What is being asked => Find the lines of the records in which the word "desc" appears and report how many there are, as a number alone.

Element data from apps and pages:
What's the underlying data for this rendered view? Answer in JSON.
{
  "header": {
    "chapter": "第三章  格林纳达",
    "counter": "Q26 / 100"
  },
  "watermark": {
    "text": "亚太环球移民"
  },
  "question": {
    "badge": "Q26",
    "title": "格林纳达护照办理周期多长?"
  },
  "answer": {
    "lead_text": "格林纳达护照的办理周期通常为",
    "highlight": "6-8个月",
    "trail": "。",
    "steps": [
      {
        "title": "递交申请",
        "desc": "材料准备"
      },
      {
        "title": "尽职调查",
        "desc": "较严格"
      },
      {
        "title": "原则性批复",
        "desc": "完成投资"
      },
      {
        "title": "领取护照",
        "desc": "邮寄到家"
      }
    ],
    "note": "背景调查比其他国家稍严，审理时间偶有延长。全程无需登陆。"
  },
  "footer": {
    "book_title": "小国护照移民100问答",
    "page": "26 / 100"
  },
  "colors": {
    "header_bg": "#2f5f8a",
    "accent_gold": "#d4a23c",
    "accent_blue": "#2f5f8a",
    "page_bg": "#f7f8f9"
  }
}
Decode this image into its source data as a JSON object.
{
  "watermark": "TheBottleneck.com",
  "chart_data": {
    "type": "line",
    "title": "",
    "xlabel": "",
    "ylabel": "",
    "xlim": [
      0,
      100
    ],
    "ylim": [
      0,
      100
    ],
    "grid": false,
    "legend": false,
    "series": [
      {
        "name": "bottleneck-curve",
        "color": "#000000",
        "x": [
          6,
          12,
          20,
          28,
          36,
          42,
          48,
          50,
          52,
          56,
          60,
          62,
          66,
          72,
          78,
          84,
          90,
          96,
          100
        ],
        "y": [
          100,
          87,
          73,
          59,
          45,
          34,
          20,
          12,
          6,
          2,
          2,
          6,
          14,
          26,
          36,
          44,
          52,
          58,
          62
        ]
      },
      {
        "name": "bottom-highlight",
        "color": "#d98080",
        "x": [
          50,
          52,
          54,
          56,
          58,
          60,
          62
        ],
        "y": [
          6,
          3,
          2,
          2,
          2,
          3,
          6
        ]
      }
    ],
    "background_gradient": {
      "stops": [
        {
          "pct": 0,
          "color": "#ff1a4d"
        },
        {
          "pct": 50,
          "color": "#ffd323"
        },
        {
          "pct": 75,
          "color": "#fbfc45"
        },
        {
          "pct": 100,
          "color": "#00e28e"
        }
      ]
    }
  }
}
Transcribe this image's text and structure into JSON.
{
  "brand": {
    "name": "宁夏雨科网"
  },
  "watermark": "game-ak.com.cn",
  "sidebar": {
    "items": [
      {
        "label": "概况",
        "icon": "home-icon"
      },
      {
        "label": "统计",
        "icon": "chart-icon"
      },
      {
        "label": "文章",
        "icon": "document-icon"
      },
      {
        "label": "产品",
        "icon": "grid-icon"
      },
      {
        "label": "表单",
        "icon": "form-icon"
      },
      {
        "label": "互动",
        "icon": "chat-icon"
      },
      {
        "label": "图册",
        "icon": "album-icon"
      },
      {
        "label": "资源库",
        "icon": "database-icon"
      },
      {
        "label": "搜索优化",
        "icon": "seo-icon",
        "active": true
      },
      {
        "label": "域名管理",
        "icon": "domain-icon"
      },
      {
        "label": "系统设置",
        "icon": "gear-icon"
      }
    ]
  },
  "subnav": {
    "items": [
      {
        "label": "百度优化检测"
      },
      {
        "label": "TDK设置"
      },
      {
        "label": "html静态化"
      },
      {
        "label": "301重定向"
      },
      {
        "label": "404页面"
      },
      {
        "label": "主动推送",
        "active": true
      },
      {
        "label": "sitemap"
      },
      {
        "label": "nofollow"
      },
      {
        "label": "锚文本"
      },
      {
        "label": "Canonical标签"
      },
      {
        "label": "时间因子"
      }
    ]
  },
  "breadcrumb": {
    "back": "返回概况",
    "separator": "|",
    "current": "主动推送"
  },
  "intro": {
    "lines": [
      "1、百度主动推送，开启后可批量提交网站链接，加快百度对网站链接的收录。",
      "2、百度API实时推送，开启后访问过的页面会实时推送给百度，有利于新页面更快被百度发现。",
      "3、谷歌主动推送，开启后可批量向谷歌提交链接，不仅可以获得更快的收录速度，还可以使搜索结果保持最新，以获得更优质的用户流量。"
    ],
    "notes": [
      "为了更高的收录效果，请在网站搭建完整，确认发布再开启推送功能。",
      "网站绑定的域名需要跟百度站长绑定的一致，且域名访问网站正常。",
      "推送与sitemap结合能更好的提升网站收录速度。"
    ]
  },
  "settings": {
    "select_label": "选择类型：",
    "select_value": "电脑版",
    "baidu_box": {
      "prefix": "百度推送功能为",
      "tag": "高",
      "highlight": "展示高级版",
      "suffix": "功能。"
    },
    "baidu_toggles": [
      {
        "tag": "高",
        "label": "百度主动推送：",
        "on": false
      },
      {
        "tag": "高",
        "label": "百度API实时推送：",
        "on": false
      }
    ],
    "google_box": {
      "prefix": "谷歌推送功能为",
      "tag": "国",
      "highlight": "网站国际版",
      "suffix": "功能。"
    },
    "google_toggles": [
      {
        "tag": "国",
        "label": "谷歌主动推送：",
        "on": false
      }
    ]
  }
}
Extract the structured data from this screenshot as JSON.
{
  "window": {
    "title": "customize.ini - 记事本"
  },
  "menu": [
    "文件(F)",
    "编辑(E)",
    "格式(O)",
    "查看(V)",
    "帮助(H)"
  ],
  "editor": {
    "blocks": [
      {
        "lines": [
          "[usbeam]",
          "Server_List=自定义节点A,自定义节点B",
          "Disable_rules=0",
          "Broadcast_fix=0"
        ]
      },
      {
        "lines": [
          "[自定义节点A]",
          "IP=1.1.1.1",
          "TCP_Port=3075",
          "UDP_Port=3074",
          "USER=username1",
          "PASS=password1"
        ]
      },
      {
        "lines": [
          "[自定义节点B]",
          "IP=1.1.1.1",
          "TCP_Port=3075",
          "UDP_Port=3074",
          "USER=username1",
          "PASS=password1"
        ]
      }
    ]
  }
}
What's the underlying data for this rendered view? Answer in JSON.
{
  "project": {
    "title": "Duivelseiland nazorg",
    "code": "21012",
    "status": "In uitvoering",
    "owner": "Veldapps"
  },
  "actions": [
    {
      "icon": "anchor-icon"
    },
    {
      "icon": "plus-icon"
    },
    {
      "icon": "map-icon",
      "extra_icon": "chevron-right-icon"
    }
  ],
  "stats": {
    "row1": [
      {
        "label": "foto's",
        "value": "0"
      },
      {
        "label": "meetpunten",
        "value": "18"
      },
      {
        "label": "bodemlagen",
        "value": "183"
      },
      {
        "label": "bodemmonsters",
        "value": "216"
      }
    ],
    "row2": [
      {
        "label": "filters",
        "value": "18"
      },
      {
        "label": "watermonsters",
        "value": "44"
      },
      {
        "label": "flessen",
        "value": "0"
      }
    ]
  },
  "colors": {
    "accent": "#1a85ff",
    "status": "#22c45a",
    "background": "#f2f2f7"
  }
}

Exercise output => 4